◆ **Your goal**:
Copy all the lines of the data that include the word "description".

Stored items
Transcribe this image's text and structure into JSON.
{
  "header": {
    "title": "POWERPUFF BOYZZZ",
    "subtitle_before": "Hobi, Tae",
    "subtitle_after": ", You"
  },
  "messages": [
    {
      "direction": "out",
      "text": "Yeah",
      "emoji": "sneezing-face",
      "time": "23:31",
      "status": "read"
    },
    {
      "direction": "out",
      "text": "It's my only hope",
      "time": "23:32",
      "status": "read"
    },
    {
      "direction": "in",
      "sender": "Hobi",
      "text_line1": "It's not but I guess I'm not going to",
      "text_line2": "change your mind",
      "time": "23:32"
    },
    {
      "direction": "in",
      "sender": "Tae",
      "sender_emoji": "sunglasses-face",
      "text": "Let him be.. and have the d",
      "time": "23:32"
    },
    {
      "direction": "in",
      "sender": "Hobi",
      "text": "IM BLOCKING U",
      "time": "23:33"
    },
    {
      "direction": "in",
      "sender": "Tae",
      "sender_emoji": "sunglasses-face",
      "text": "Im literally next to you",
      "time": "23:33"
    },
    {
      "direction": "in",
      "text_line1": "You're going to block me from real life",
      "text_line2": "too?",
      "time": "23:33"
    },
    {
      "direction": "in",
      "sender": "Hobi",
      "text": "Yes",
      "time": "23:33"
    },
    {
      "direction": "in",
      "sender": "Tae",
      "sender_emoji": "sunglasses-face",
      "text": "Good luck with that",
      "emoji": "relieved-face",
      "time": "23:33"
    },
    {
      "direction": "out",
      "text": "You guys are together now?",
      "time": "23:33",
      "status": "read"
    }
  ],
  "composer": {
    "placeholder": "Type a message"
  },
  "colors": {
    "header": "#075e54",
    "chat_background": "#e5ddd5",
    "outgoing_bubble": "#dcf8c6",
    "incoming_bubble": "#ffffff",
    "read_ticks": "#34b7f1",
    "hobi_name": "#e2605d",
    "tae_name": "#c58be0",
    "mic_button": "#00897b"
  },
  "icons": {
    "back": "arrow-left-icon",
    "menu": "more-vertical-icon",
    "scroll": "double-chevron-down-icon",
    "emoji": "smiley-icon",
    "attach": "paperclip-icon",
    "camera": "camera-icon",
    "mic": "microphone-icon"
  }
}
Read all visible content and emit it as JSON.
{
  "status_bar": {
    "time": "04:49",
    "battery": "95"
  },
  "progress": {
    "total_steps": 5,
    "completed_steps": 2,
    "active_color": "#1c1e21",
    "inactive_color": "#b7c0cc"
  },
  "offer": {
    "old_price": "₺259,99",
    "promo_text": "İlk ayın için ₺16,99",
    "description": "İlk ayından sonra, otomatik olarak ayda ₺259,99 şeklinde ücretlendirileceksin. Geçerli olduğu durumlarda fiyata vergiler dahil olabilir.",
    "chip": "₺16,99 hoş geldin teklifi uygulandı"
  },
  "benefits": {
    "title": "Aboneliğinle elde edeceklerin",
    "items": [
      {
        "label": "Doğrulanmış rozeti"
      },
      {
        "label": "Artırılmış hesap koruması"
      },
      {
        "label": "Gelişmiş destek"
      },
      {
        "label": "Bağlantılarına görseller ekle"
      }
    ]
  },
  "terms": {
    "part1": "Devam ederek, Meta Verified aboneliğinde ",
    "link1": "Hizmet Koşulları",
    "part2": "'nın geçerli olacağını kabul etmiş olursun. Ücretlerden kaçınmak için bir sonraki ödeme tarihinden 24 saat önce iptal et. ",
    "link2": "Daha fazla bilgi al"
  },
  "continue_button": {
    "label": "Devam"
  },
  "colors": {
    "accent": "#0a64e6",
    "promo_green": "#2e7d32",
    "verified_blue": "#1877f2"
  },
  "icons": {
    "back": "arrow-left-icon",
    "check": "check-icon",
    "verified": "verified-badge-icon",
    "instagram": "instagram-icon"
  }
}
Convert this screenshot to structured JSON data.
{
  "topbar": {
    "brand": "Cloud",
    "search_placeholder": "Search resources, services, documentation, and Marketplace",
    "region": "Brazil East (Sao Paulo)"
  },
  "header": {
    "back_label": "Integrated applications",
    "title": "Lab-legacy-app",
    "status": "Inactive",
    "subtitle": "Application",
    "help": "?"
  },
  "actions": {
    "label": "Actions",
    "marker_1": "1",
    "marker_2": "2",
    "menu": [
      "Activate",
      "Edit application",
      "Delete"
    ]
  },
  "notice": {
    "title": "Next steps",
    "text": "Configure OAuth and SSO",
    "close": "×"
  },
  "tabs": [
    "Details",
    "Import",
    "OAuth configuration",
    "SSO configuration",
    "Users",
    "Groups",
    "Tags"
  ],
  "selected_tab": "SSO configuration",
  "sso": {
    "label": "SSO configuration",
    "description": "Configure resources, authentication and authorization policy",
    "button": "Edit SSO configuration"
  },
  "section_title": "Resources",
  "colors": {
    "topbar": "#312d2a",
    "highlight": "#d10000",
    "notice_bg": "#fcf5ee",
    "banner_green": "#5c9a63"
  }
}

◆ **Output for this exercise**:
    "description": "İlk ayından sonra, otomatik olarak ayda ₺259,99 şeklinde ücretlendirileceksin. Geçerli olduğu durumlarda fiyata vergiler dahil olabilir.",
    "description": "Configure resources, authentication and authorization policy",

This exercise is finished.